*** Opening of Records ***
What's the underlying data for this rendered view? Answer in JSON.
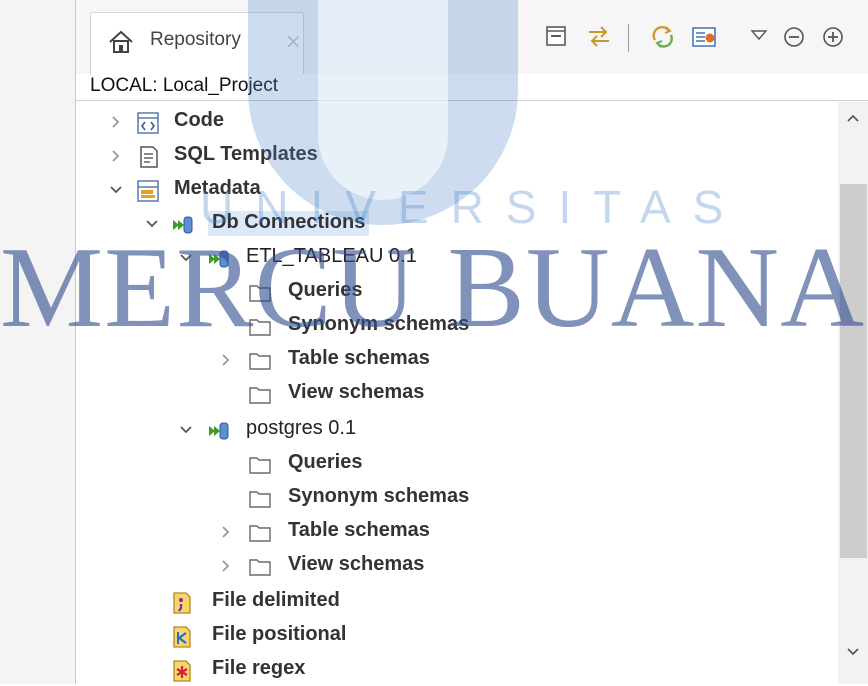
{
  "view": {
    "tab_label": "Repository",
    "tab_close": "×",
    "project_label": "LOCAL: Local_Project"
  },
  "toolbar": {
    "icons": [
      "collapse-all-icon",
      "link-with-editor-icon",
      "refresh-icon",
      "filter-icon",
      "view-menu-icon",
      "minimize-icon",
      "maximize-icon"
    ]
  },
  "tree": {
    "code": "Code",
    "sql_templates": "SQL Templates",
    "metadata": "Metadata",
    "db_connections": "Db Connections",
    "etl": {
      "label": "ETL_TABLEAU 0.1",
      "queries": "Queries",
      "synonym_schemas": "Synonym schemas",
      "table_schemas": "Table schemas",
      "view_schemas": "View schemas"
    },
    "postgres": {
      "label": "postgres 0.1",
      "queries": "Queries",
      "synonym_schemas": "Synonym schemas",
      "table_schemas": "Table schemas",
      "view_schemas": "View schemas"
    },
    "file_delimited": "File delimited",
    "file_positional": "File positional",
    "file_regex": "File regex"
  },
  "watermark": {
    "line1": "UNIVERSITAS",
    "line2": "MERCU BUANA"
  },
  "colors": {
    "selection": "#dbe8f8",
    "watermark_blue": "#34508f",
    "db_icon_green": "#3a9a2a",
    "folder_outline": "#6a6a6a"
  }
}
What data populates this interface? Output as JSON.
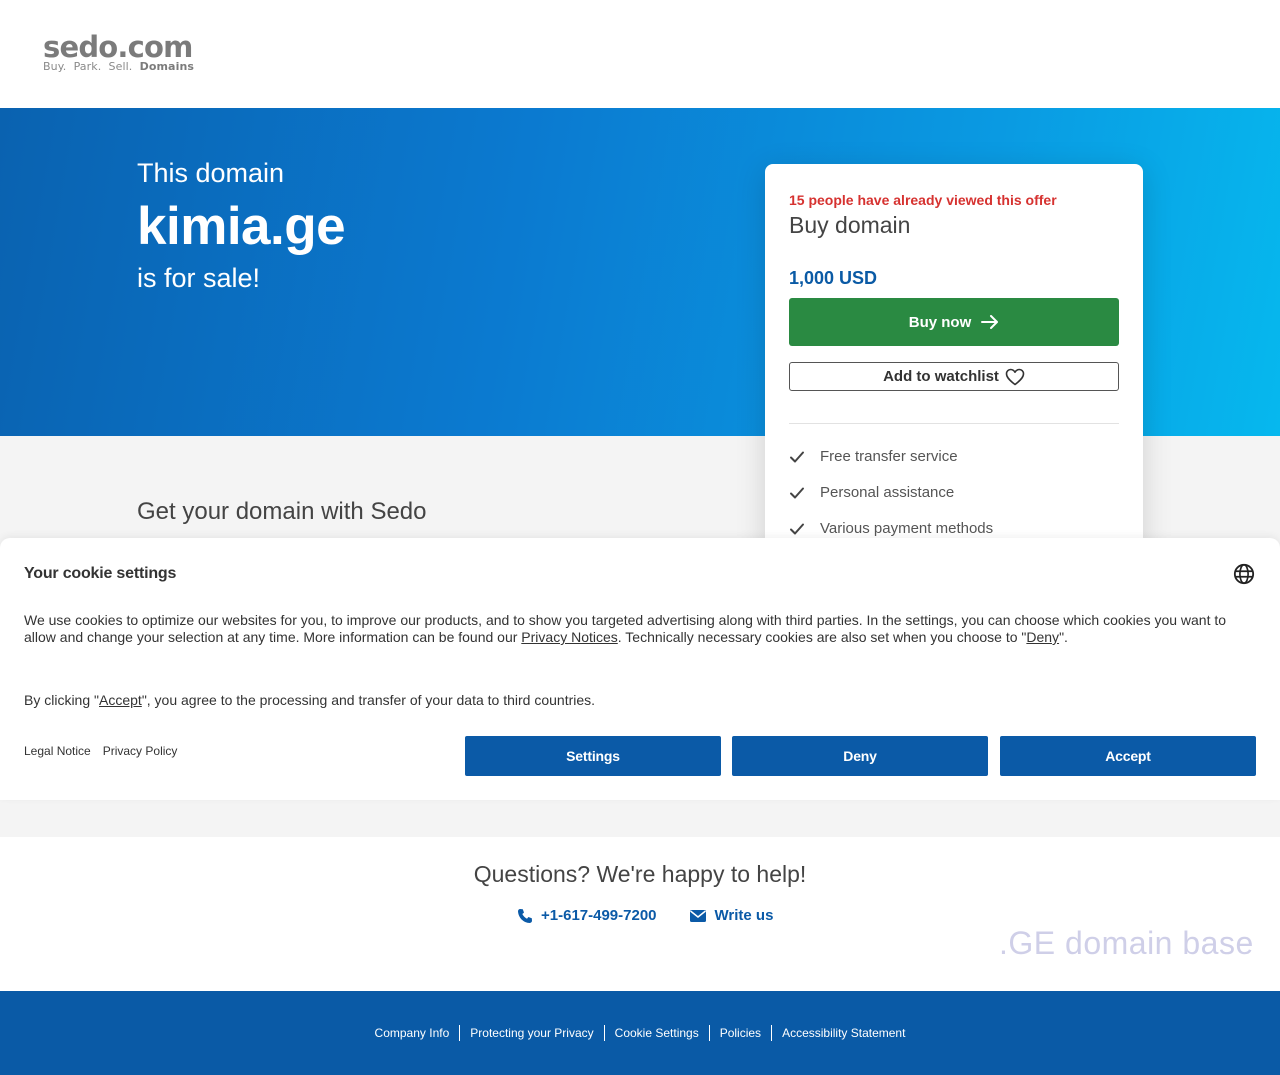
{
  "header": {
    "logo_main": "sedo.com",
    "logo_tag_parts": [
      "Buy.",
      "Park.",
      "Sell."
    ],
    "logo_tag_bold": "Domains"
  },
  "hero": {
    "pre": "This domain",
    "domain": "kimia.ge",
    "post": "is for sale!"
  },
  "offer": {
    "views_text": "15 people have already viewed this offer",
    "title": "Buy domain",
    "price": "1,000 USD",
    "buy_label": "Buy now",
    "watchlist_label": "Add to watchlist",
    "features": [
      "Free transfer service",
      "Personal assistance",
      "Various payment methods"
    ]
  },
  "section": {
    "title": "Get your domain with Sedo"
  },
  "cookie": {
    "title": "Your cookie settings",
    "text_a": "We use cookies to optimize our websites for you, to improve our products, and to show you targeted advertising along with third parties. In the settings, you can choose which cookies you want to allow and change your selection at any time. More information can be found our ",
    "privacy_link": "Privacy Notices",
    "text_b": ". Technically necessary cookies are also set when you choose to \"",
    "deny_link": "Deny",
    "text_c": "\".",
    "consent_a": "By clicking \"",
    "accept_link": "Accept",
    "consent_b": "\", you agree to the processing and transfer of your data to third countries.",
    "legal_notice": "Legal Notice",
    "privacy_policy": "Privacy Policy",
    "settings_btn": "Settings",
    "deny_btn": "Deny",
    "accept_btn": "Accept"
  },
  "help": {
    "title": "Questions? We're happy to help!",
    "phone": "+1-617-499-7200",
    "write": "Write us",
    "watermark": ".GE domain base"
  },
  "footer": {
    "links": [
      "Company Info",
      "Protecting your Privacy",
      "Cookie Settings",
      "Policies",
      "Accessibility Statement"
    ]
  },
  "colors": {
    "brand_blue": "#0b5aa7",
    "buy_green": "#2a8a42",
    "alert_red": "#d63230"
  }
}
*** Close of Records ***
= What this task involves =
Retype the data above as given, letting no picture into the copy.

= Response below =
What's the underlying data for this rendered view? Answer in JSON.
{
  "view": {
    "tab_label": "Repository",
    "tab_close": "×",
    "project_label": "LOCAL: Local_Project"
  },
  "toolbar": {
    "icons": [
      "collapse-all-icon",
      "link-with-editor-icon",
      "refresh-icon",
      "filter-icon",
      "view-menu-icon",
      "minimize-icon",
      "maximize-icon"
    ]
  },
  "tree": {
    "code": "Code",
    "sql_templates": "SQL Templates",
    "metadata": "Metadata",
    "db_connections": "Db Connections",
    "etl": {
      "label": "ETL_TABLEAU 0.1",
      "queries": "Queries",
      "synonym_schemas": "Synonym schemas",
      "table_schemas": "Table schemas",
      "view_schemas": "View schemas"
    },
    "postgres": {
      "label": "postgres 0.1",
      "queries": "Queries",
      "synonym_schemas": "Synonym schemas",
      "table_schemas": "Table schemas",
      "view_schemas": "View schemas"
    },
    "file_delimited": "File delimited",
    "file_positional": "File positional",
    "file_regex": "File regex"
  },
  "watermark": {
    "line1": "UNIVERSITAS",
    "line2": "MERCU BUANA"
  },
  "colors": {
    "selection": "#dbe8f8",
    "watermark_blue": "#34508f",
    "db_icon_green": "#3a9a2a",
    "folder_outline": "#6a6a6a"
  }
}
What data populates this interface? Output as JSON.
{
  "header": {
    "logo_main": "sedo.com",
    "logo_tag_parts": [
      "Buy.",
      "Park.",
      "Sell."
    ],
    "logo_tag_bold": "Domains"
  },
  "hero": {
    "pre": "This domain",
    "domain": "kimia.ge",
    "post": "is for sale!"
  },
  "offer": {
    "views_text": "15 people have already viewed this offer",
    "title": "Buy domain",
    "price": "1,000 USD",
    "buy_label": "Buy now",
    "watchlist_label": "Add to watchlist",
    "features": [
      "Free transfer service",
      "Personal assistance",
      "Various payment methods"
    ]
  },
  "section": {
    "title": "Get your domain with Sedo"
  },
  "cookie": {
    "title": "Your cookie settings",
    "text_a": "We use cookies to optimize our websites for you, to improve our products, and to show you targeted advertising along with third parties. In the settings, you can choose which cookies you want to allow and change your selection at any time. More information can be found our ",
    "privacy_link": "Privacy Notices",
    "text_b": ". Technically necessary cookies are also set when you choose to \"",
    "deny_link": "Deny",
    "text_c": "\".",
    "consent_a": "By clicking \"",
    "accept_link": "Accept",
    "consent_b": "\", you agree to the processing and transfer of your data to third countries.",
    "legal_notice": "Legal Notice",
    "privacy_policy": "Privacy Policy",
    "settings_btn": "Settings",
    "deny_btn": "Deny",
    "accept_btn": "Accept"
  },
  "help": {
    "title": "Questions? We're happy to help!",
    "phone": "+1-617-499-7200",
    "write": "Write us",
    "watermark": ".GE domain base"
  },
  "footer": {
    "links": [
      "Company Info",
      "Protecting your Privacy",
      "Cookie Settings",
      "Policies",
      "Accessibility Statement"
    ]
  },
  "colors": {
    "brand_blue": "#0b5aa7",
    "buy_green": "#2a8a42",
    "alert_red": "#d63230"
  }
}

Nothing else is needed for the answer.